Over 40% of households in Sudan do not have access to basic water services.
Two of the Gulf nation’s biggest charity organisations have mobilised efforts to help over 45,000 people in-need Sudan with irrigation and water projects.
This comes as worrying statistics from the World Bank revealed that around 40% of Sudanese households lack access to basic water services, while 67% of the population lacks access to basic sanitation.
Such numbers pose a serious threat to health and livelihoods in the African nation.
For this reason, Qatar Red Crescent Society (QRCS) allocated $662,989 earlier this year to construct eight water plants across several areas in North Kordofan. The project was then completed with coordination with the Sudanese Red Crescent Society (SRCS) and the North Kordofan Water Authority.
In total, over 40,000 locals will benefit from the plants, the charity stated.
The targeted area has relatively limited access to groundwater.
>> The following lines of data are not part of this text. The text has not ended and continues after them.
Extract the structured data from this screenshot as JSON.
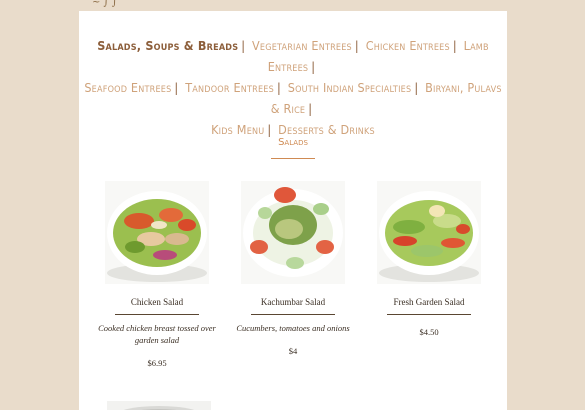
{
  "nav": {
    "items": [
      {
        "label": "Salads, Soups & Breads",
        "active": true
      },
      {
        "label": "Vegetarian Entrees"
      },
      {
        "label": "Chicken Entrees"
      },
      {
        "label": "Lamb Entrees"
      },
      {
        "label": "Seafood Entrees"
      },
      {
        "label": "Tandoor Entrees"
      },
      {
        "label": "South Indian Specialties"
      },
      {
        "label": "Biryani, Pulavs & Rice"
      },
      {
        "label": "Kids Menu"
      },
      {
        "label": "Desserts & Drinks"
      }
    ],
    "separator": "|"
  },
  "section": {
    "title": "Salads"
  },
  "items": [
    {
      "name": "Chicken Salad",
      "description": "Cooked chicken breast tossed over garden salad",
      "price": "$6.95",
      "photo_icon": "chicken-salad-photo"
    },
    {
      "name": "Kachumbar Salad",
      "description": "Cucumbers, tomatoes and onions",
      "price": "$4",
      "photo_icon": "kachumbar-salad-photo"
    },
    {
      "name": "Fresh Garden Salad",
      "description": "",
      "price": "$4.50",
      "photo_icon": "garden-salad-photo"
    }
  ],
  "colors": {
    "background": "#e9dccb",
    "nav_inactive": "#cfa27a",
    "nav_active": "#8c5e3a",
    "section_accent": "#cf8a52",
    "body_text": "#3b2f24"
  }
}
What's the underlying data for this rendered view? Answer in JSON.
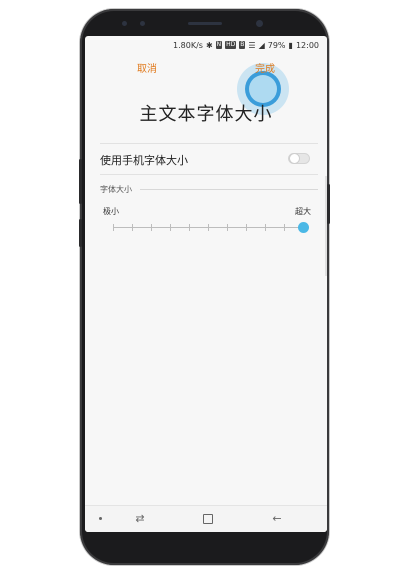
{
  "status_bar": {
    "speed": "1.80K/s",
    "badge_n": "N",
    "badge_hd": "HD",
    "badge_b": "B",
    "battery": "79%",
    "time": "12:00"
  },
  "app_bar": {
    "cancel_label": "取消",
    "done_label": "完成"
  },
  "page": {
    "title": "主文本字体大小"
  },
  "settings": {
    "use_phone_font_size_label": "使用手机字体大小",
    "use_phone_font_size_on": false,
    "section_label": "字体大小",
    "slider_min_label": "极小",
    "slider_max_label": "超大",
    "slider_steps": 11,
    "slider_value_fraction": 1.0
  },
  "nav_bar": {
    "recents_icon": "recents-icon",
    "home_icon": "home-icon",
    "back_icon": "back-icon"
  },
  "colors": {
    "accent_orange": "#e07a1d",
    "slider_blue": "#4bb8e6",
    "tap_highlight": "#2f96d7"
  }
}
On a daily basis, the community faces significant challenges in obtaining clean water for drinking, personal use, and livestock watering – a major source of revenue in such remote locations.
Such conditions have had a significant impact on public health and have increased time and effort spent locating water sources in nearby communities.
QRCS’s latest project will help with safe and potable water, significantly improving their economic and health conditions while also lowering death and morbidity rates as a result of water-borne diseases.
This is also expected to benefit animals in the area.
Local community leaders and beneficiaries said the water plants will “free their women and children” of the burden of searching for and transporting water from remote regions.
More effort will also be implemented in the upcoming years to ensure those in need in Sudan are receiving the relief aid they require to lead a quality life, head of the charity’s office, Dr. Awadallah Hamdan Al-Siddiq assured.
Supporting Sudan’s farmers
QRCS is not the only charity looking to assist the vulnerable community in Sudan.
In support of the agriculture industry in El Gezira State, Qatar Charity (QC) has donated an irrigation unit and a water pipeline to help over 5,000 people in the area.
The latest project has helped to alleviate struggles for hundreds of farmer, allowing them to resume production that supplies vegetables and fruits to local markets at reasonable prices.
After repairing and sustainably irrigating the land, farmers were able to produce higher-quality mangos and grapefruits thanks to QC’s assistance.
The adoption of contemporary irrigation systems has also allowed them to increase their production, the charity stated.